— Material for this task —
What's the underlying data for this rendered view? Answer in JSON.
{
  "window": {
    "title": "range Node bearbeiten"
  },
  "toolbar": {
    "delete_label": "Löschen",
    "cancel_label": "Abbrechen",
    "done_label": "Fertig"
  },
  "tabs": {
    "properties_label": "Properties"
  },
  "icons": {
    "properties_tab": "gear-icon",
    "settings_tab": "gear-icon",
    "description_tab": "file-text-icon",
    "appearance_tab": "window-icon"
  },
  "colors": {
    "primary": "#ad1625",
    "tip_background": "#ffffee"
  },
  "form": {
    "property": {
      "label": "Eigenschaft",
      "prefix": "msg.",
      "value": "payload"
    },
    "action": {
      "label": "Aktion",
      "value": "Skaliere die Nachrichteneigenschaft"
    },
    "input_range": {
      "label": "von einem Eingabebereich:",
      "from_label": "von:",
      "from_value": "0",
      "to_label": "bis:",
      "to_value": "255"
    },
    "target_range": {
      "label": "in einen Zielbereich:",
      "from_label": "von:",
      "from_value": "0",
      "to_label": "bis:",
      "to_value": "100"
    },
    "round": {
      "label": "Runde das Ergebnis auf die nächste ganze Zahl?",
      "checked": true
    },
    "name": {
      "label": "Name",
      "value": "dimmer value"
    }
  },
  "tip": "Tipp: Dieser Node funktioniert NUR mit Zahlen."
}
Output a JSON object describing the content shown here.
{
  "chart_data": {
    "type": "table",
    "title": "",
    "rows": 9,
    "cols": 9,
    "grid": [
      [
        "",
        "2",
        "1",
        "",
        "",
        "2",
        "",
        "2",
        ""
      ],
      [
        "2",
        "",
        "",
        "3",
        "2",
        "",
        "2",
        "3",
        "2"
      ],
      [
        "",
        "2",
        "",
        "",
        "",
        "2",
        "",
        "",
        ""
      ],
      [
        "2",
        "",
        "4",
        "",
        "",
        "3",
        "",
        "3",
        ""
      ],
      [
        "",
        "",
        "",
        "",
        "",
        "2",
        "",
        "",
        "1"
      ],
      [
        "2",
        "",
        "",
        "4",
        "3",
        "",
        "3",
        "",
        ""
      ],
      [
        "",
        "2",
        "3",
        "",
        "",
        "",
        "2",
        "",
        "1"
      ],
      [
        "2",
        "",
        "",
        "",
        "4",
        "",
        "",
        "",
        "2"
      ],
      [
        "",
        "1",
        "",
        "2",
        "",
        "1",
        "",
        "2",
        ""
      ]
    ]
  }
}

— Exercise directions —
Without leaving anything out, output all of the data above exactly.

— Response for this exercise —
What's the underlying data for this rendered view? Answer in JSON.
{
  "window": {
    "title": "range Node bearbeiten"
  },
  "toolbar": {
    "delete_label": "Löschen",
    "cancel_label": "Abbrechen",
    "done_label": "Fertig"
  },
  "tabs": {
    "properties_label": "Properties"
  },
  "icons": {
    "properties_tab": "gear-icon",
    "settings_tab": "gear-icon",
    "description_tab": "file-text-icon",
    "appearance_tab": "window-icon"
  },
  "colors": {
    "primary": "#ad1625",
    "tip_background": "#ffffee"
  },
  "form": {
    "property": {
      "label": "Eigenschaft",
      "prefix": "msg.",
      "value": "payload"
    },
    "action": {
      "label": "Aktion",
      "value": "Skaliere die Nachrichteneigenschaft"
    },
    "input_range": {
      "label": "von einem Eingabebereich:",
      "from_label": "von:",
      "from_value": "0",
      "to_label": "bis:",
      "to_value": "255"
    },
    "target_range": {
      "label": "in einen Zielbereich:",
      "from_label": "von:",
      "from_value": "0",
      "to_label": "bis:",
      "to_value": "100"
    },
    "round": {
      "label": "Runde das Ergebnis auf die nächste ganze Zahl?",
      "checked": true
    },
    "name": {
      "label": "Name",
      "value": "dimmer value"
    }
  },
  "tip": "Tipp: Dieser Node funktioniert NUR mit Zahlen."
}
Output a JSON object describing the content shown here.
{
  "chart_data": {
    "type": "table",
    "title": "",
    "rows": 9,
    "cols": 9,
    "grid": [
      [
        "",
        "2",
        "1",
        "",
        "",
        "2",
        "",
        "2",
        ""
      ],
      [
        "2",
        "",
        "",
        "3",
        "2",
        "",
        "2",
        "3",
        "2"
      ],
      [
        "",
        "2",
        "",
        "",
        "",
        "2",
        "",
        "",
        ""
      ],
      [
        "2",
        "",
        "4",
        "",
        "",
        "3",
        "",
        "3",
        ""
      ],
      [
        "",
        "",
        "",
        "",
        "",
        "2",
        "",
        "",
        "1"
      ],
      [
        "2",
        "",
        "",
        "4",
        "3",
        "",
        "3",
        "",
        ""
      ],
      [
        "",
        "2",
        "3",
        "",
        "",
        "",
        "2",
        "",
        "1"
      ],
      [
        "2",
        "",
        "",
        "",
        "4",
        "",
        "",
        "",
        "2"
      ],
      [
        "",
        "1",
        "",
        "2",
        "",
        "1",
        "",
        "2",
        ""
      ]
    ]
  }
}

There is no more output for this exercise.